Saved entries:

----------------

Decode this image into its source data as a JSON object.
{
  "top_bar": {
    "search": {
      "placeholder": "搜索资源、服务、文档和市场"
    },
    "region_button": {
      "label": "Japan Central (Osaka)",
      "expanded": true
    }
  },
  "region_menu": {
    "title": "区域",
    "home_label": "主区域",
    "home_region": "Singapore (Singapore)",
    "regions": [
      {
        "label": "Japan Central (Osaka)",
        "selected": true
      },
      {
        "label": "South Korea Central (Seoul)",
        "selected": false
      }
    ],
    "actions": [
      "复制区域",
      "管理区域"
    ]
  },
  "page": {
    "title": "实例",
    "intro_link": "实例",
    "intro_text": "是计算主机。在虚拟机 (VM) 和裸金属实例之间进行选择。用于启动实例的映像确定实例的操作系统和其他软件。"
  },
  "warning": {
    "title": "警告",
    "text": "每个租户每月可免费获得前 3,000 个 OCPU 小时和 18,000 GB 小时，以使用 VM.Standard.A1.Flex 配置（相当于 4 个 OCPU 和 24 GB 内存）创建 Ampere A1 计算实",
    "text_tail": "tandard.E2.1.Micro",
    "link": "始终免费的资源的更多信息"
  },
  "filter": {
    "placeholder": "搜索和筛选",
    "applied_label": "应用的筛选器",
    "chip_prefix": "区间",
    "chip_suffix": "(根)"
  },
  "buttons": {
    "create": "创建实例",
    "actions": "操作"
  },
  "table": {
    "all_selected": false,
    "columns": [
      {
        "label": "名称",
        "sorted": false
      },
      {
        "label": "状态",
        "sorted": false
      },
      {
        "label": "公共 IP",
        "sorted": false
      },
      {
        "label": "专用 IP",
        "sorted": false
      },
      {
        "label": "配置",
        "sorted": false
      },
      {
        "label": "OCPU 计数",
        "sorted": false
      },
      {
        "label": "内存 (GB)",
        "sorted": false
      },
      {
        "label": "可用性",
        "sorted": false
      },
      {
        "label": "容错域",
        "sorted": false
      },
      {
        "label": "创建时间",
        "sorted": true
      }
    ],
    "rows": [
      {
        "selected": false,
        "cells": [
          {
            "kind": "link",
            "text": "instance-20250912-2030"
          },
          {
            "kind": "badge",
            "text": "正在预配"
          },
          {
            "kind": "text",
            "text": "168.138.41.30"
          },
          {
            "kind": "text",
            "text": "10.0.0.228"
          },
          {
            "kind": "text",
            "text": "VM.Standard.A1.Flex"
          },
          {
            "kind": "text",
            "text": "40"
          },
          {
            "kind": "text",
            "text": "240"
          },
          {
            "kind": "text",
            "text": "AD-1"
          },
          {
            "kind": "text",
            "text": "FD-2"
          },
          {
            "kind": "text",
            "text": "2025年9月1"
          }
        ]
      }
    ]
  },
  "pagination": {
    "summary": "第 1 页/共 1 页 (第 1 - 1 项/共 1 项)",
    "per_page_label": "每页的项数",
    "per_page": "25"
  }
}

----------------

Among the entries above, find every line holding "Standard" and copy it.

TASK RESULT:
    "text": "每个租户每月可免费获得前 3,000 个 OCPU 小时和 18,000 GB 小时，以使用 VM.Standard.A1.Flex 配置（相当于 4 个 OCPU 和 24 GB 内存）创建 Ampere A1 计算实",
            "text": "VM.Standard.A1.Flex"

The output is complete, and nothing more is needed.